U.S. Classification376/438, 976/DIG.81, 976/DIG.76, 376/462
International ClassificationG21C3/352, G21C3/34
Cooperative ClassificationG21C3/352, G21C3/3424, G21Y2004/30, G21Y2004/305, G21Y2004/40, G21Y2002/302, Y02E30/40
European ClassificationG21C3/352, G21C3/34F
Legal Events
DateCodeEventDescription
Dec 23, 1997FPExpired due to failure to pay maintenance fee
Effective date: 19971015
Oct 12, 1997LAPSLapse for failure to pay maintenance fees
May 20, 1997REMIMaintenance fee reminder mailed
Nov 9, 1992FPAYFee payment
Year of fee payment: 4
Apr 6, 1988ASAssignment
Owner name: WESTINGHOUSE ELECTRIC CORPORATION, WESTINGHOUSE BU
Free format text: ASSIGNMENT OF ASSIGNORS INTEREST.;ASSIGNORS:DUNCAN, ROBERT;CRAVER, JAMES E.;REEL/FRAME:004940/0395
Effective date: 19880322
Owner name: WESTINGHOUSE ELECTRIC CORPORATION, A CORP. OF PA.,
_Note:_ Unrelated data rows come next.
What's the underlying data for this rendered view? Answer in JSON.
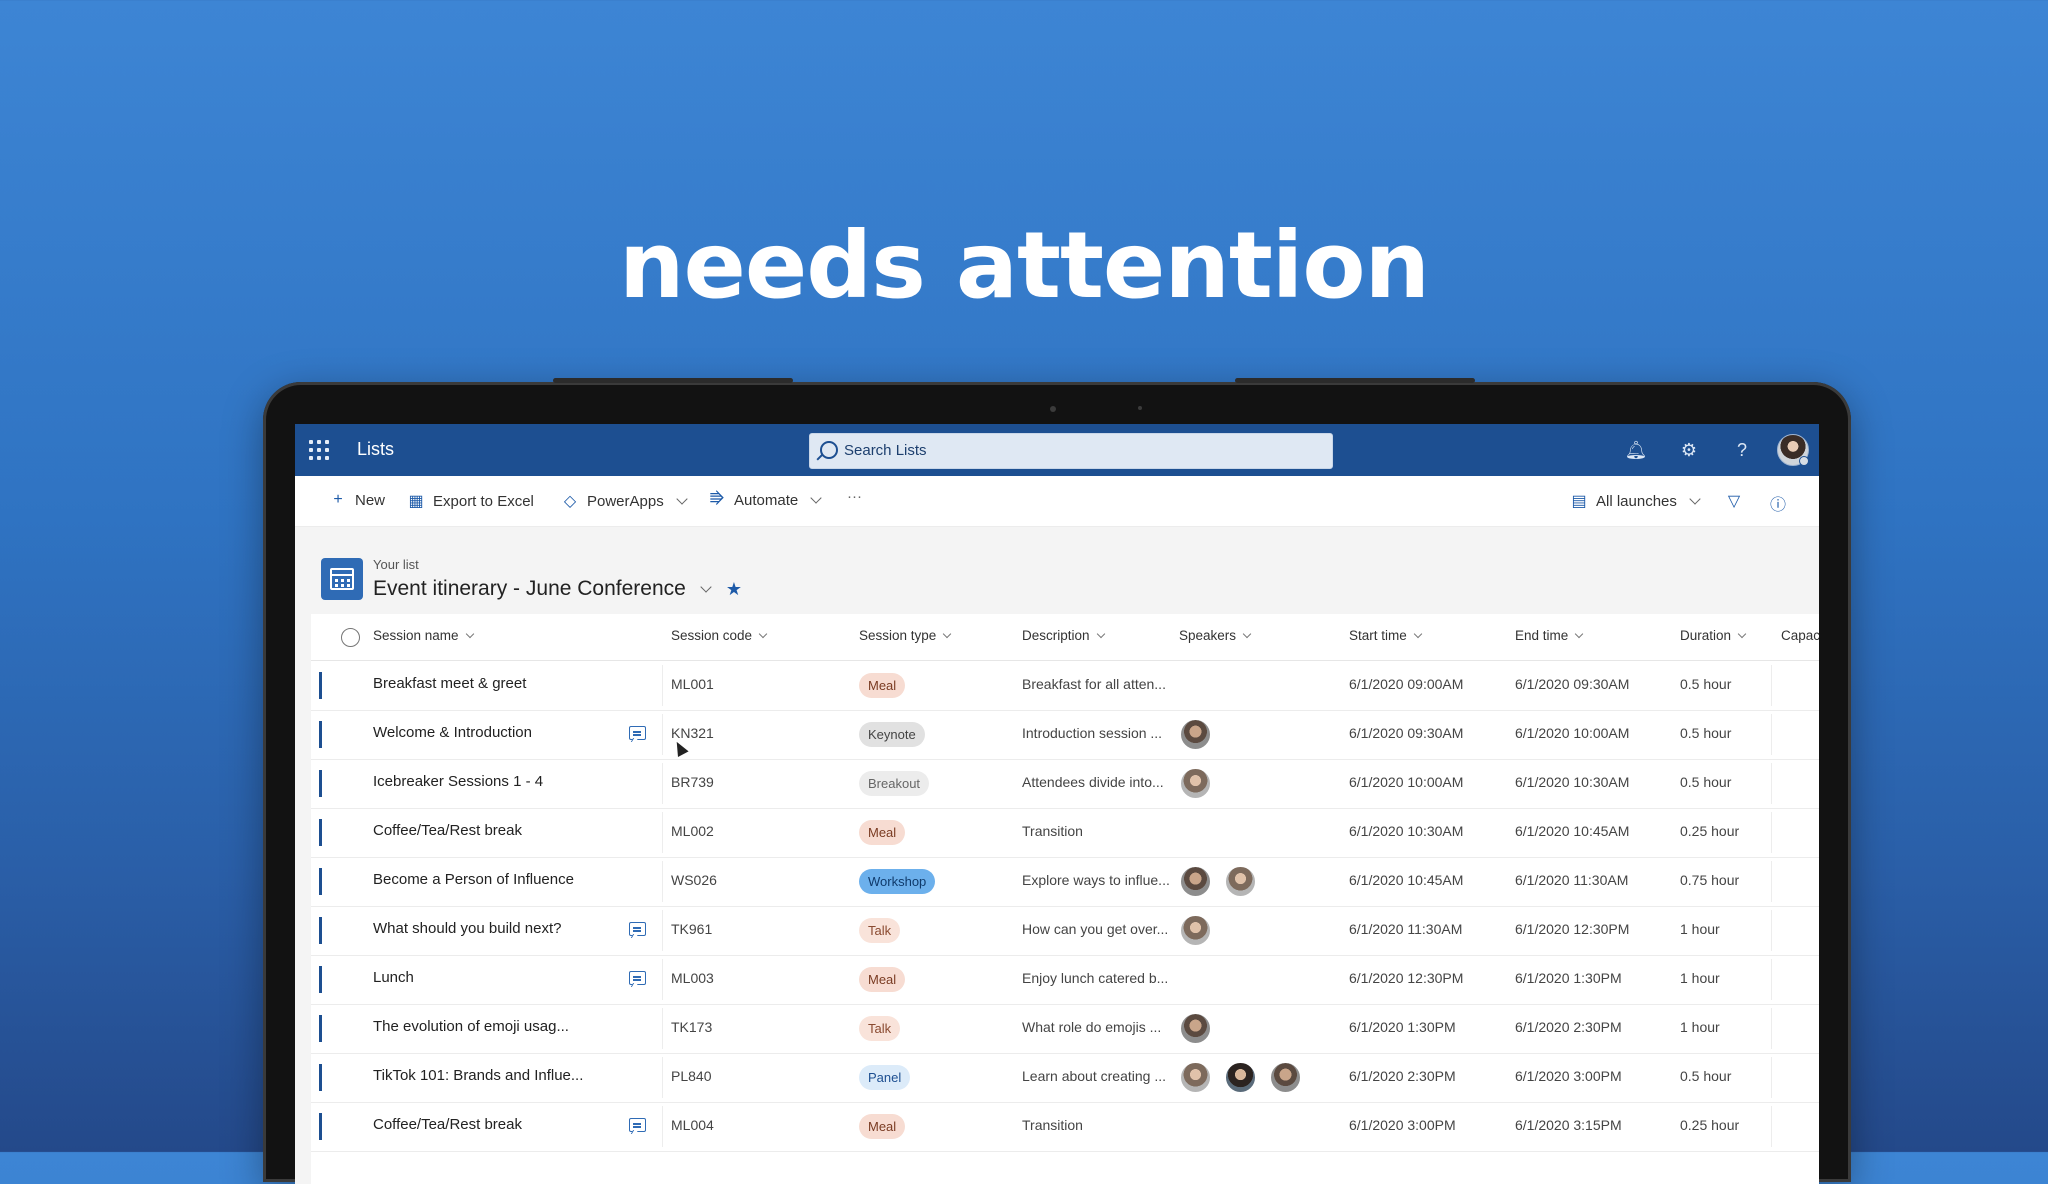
{
  "headline": "needs attention",
  "app": {
    "title": "Lists",
    "search_placeholder": "Search Lists"
  },
  "topbar_icons": [
    "bell-icon",
    "gear-icon",
    "help-icon"
  ],
  "commands": {
    "new": "New",
    "export": "Export to Excel",
    "powerapps": "PowerApps",
    "automate": "Automate",
    "more": "···",
    "view": "All launches"
  },
  "list": {
    "subtitle": "Your list",
    "title": "Event itinerary - June Conference"
  },
  "columns": {
    "name": "Session name",
    "code": "Session code",
    "type": "Session type",
    "desc": "Description",
    "speakers": "Speakers",
    "start": "Start time",
    "end": "End time",
    "duration": "Duration",
    "capacity": "Capacity"
  },
  "colors": {
    "accent": "#1d4f91",
    "meal": "#f7dcd2",
    "keynote": "#e1e1e1",
    "breakout": "#ececec",
    "workshop": "#6cb0ec",
    "talk": "#f9e3da",
    "panel": "#dcebf9"
  },
  "rows": [
    {
      "name": "Breakfast meet & greet",
      "comment": false,
      "code": "ML001",
      "type": "Meal",
      "desc": "Breakfast for all atten...",
      "speakers": 0,
      "start": "6/1/2020 09:00AM",
      "end": "6/1/2020 09:30AM",
      "duration": "0.5 hour"
    },
    {
      "name": "Welcome & Introduction",
      "comment": true,
      "code": "KN321",
      "type": "Keynote",
      "desc": "Introduction session ...",
      "speakers": 1,
      "start": "6/1/2020 09:30AM",
      "end": "6/1/2020 10:00AM",
      "duration": "0.5 hour"
    },
    {
      "name": "Icebreaker Sessions 1 - 4",
      "comment": false,
      "code": "BR739",
      "type": "Breakout",
      "desc": "Attendees divide into...",
      "speakers": 1,
      "start": "6/1/2020 10:00AM",
      "end": "6/1/2020 10:30AM",
      "duration": "0.5 hour"
    },
    {
      "name": "Coffee/Tea/Rest break",
      "comment": false,
      "code": "ML002",
      "type": "Meal",
      "desc": "Transition",
      "speakers": 0,
      "start": "6/1/2020 10:30AM",
      "end": "6/1/2020 10:45AM",
      "duration": "0.25 hour"
    },
    {
      "name": "Become a Person of Influence",
      "comment": false,
      "code": "WS026",
      "type": "Workshop",
      "desc": "Explore ways to influe...",
      "speakers": 2,
      "start": "6/1/2020 10:45AM",
      "end": "6/1/2020 11:30AM",
      "duration": "0.75 hour"
    },
    {
      "name": "What should you build next?",
      "comment": true,
      "code": "TK961",
      "type": "Talk",
      "desc": "How can you get over...",
      "speakers": 1,
      "start": "6/1/2020 11:30AM",
      "end": "6/1/2020 12:30PM",
      "duration": "1 hour"
    },
    {
      "name": "Lunch",
      "comment": true,
      "code": "ML003",
      "type": "Meal",
      "desc": "Enjoy lunch catered b...",
      "speakers": 0,
      "start": "6/1/2020 12:30PM",
      "end": "6/1/2020 1:30PM",
      "duration": "1 hour"
    },
    {
      "name": "The evolution of emoji usag...",
      "comment": false,
      "code": "TK173",
      "type": "Talk",
      "desc": "What role do emojis ...",
      "speakers": 1,
      "start": "6/1/2020 1:30PM",
      "end": "6/1/2020 2:30PM",
      "duration": "1 hour"
    },
    {
      "name": "TikTok 101: Brands and Influe...",
      "comment": false,
      "code": "PL840",
      "type": "Panel",
      "desc": "Learn about creating ...",
      "speakers": 3,
      "start": "6/1/2020 2:30PM",
      "end": "6/1/2020 3:00PM",
      "duration": "0.5 hour"
    },
    {
      "name": "Coffee/Tea/Rest break",
      "comment": true,
      "code": "ML004",
      "type": "Meal",
      "desc": "Transition",
      "speakers": 0,
      "start": "6/1/2020 3:00PM",
      "end": "6/1/2020 3:15PM",
      "duration": "0.25 hour"
    }
  ]
}
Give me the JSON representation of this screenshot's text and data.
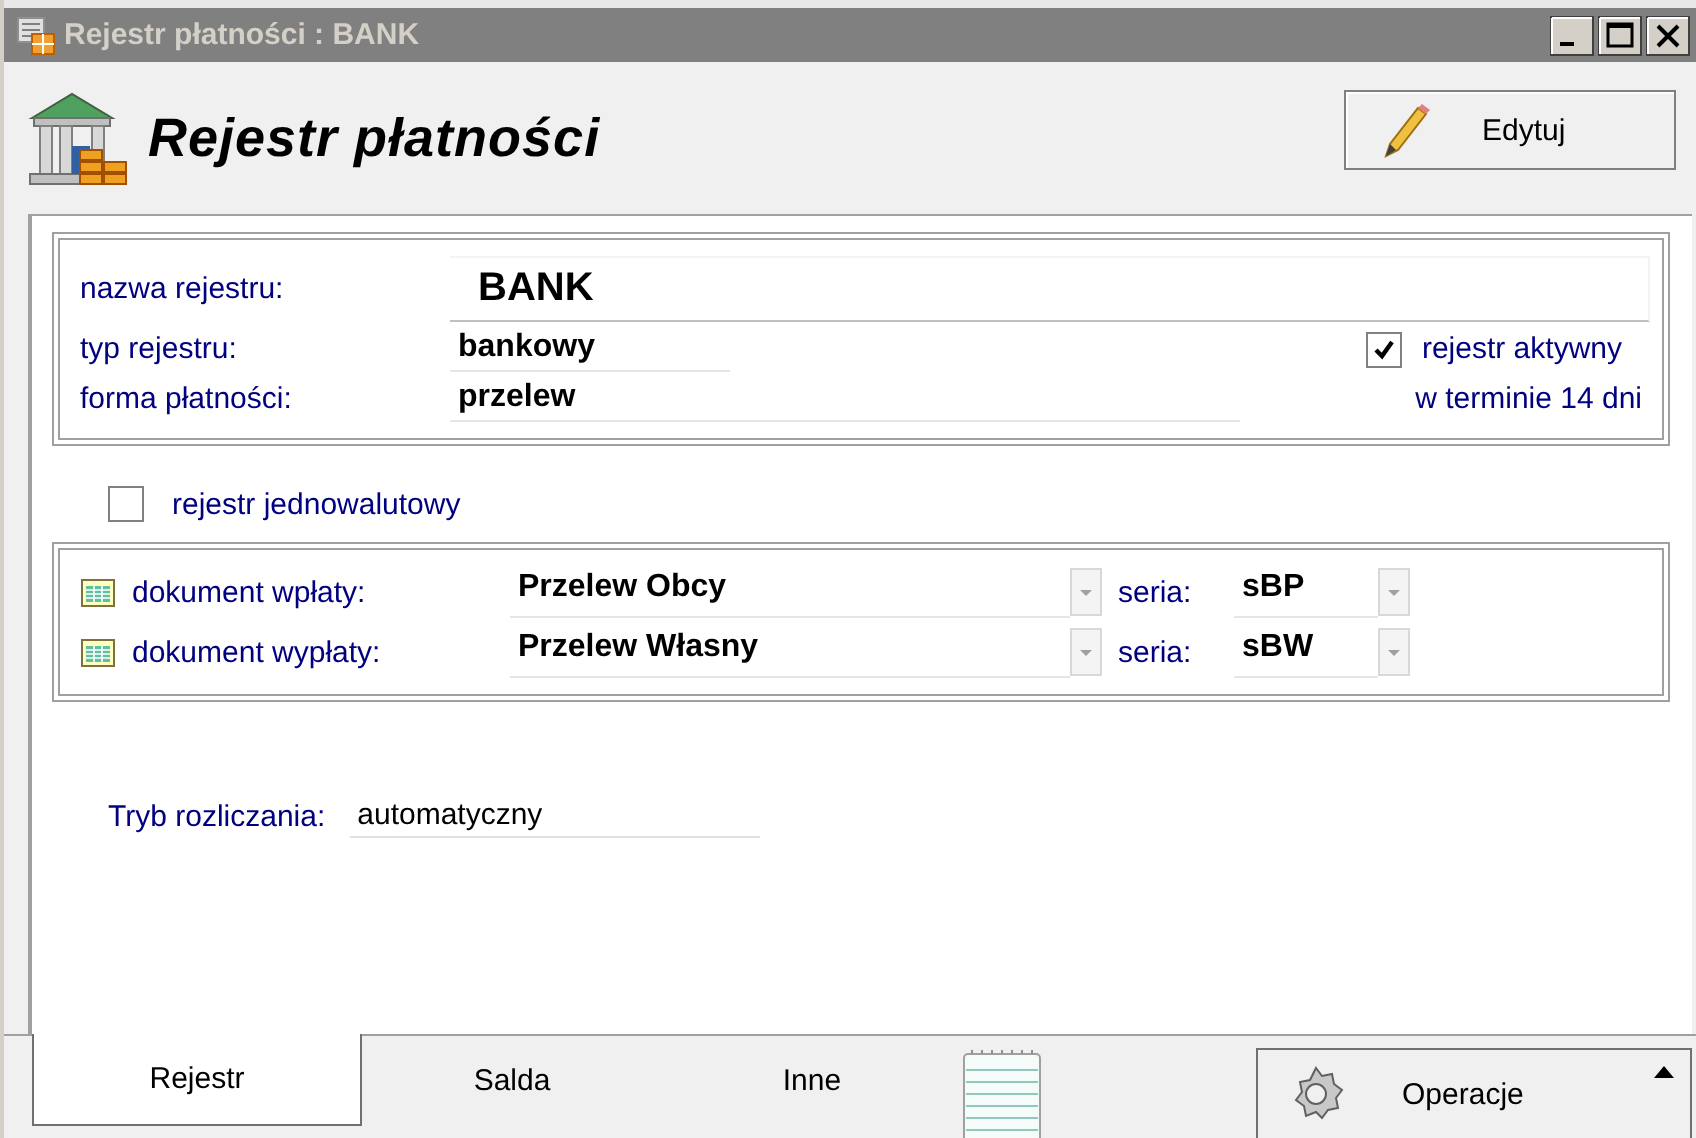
{
  "window": {
    "title": "Rejestr płatności : BANK"
  },
  "header": {
    "title": "Rejestr płatności",
    "edit_button": "Edytuj"
  },
  "details": {
    "fields": [
      {
        "label": "nazwa rejestru:",
        "value": "BANK"
      },
      {
        "label": "typ rejestru:",
        "value": "bankowy"
      },
      {
        "label": "forma płatności:",
        "value": "przelew"
      }
    ],
    "active": {
      "label": "rejestr aktywny",
      "checked": true
    },
    "term": "w terminie 14 dni"
  },
  "single_currency": {
    "label": "rejestr jednowalutowy",
    "checked": false
  },
  "documents": [
    {
      "label": "dokument wpłaty:",
      "value": "Przelew Obcy",
      "series_label": "seria:",
      "series": "sBP"
    },
    {
      "label": "dokument wypłaty:",
      "value": "Przelew Własny",
      "series_label": "seria:",
      "series": "sBW"
    }
  ],
  "settlement": {
    "label": "Tryb rozliczania:",
    "value": "automatyczny"
  },
  "tabs": [
    {
      "label": "Rejestr",
      "selected": true
    },
    {
      "label": "Salda",
      "selected": false
    },
    {
      "label": "Inne",
      "selected": false
    }
  ],
  "operations_button": "Operacje"
}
Free format text: ASSIGNMENT OF ASSIGNORS INTEREST;ASSIGNORS:DUNCAN, ROBERT;CRAVER, JAMES E.;US-ASSIGNMENT DATABASE UPDATED:20100528;REEL/FRAME:4940/395
Free format text: ASSIGNMENT OF ASSIGNORS INTEREST;ASSIGNORS:DUNCAN, ROBERT;CRAVER, JAMES E.;REEL/FRAME:004940/0395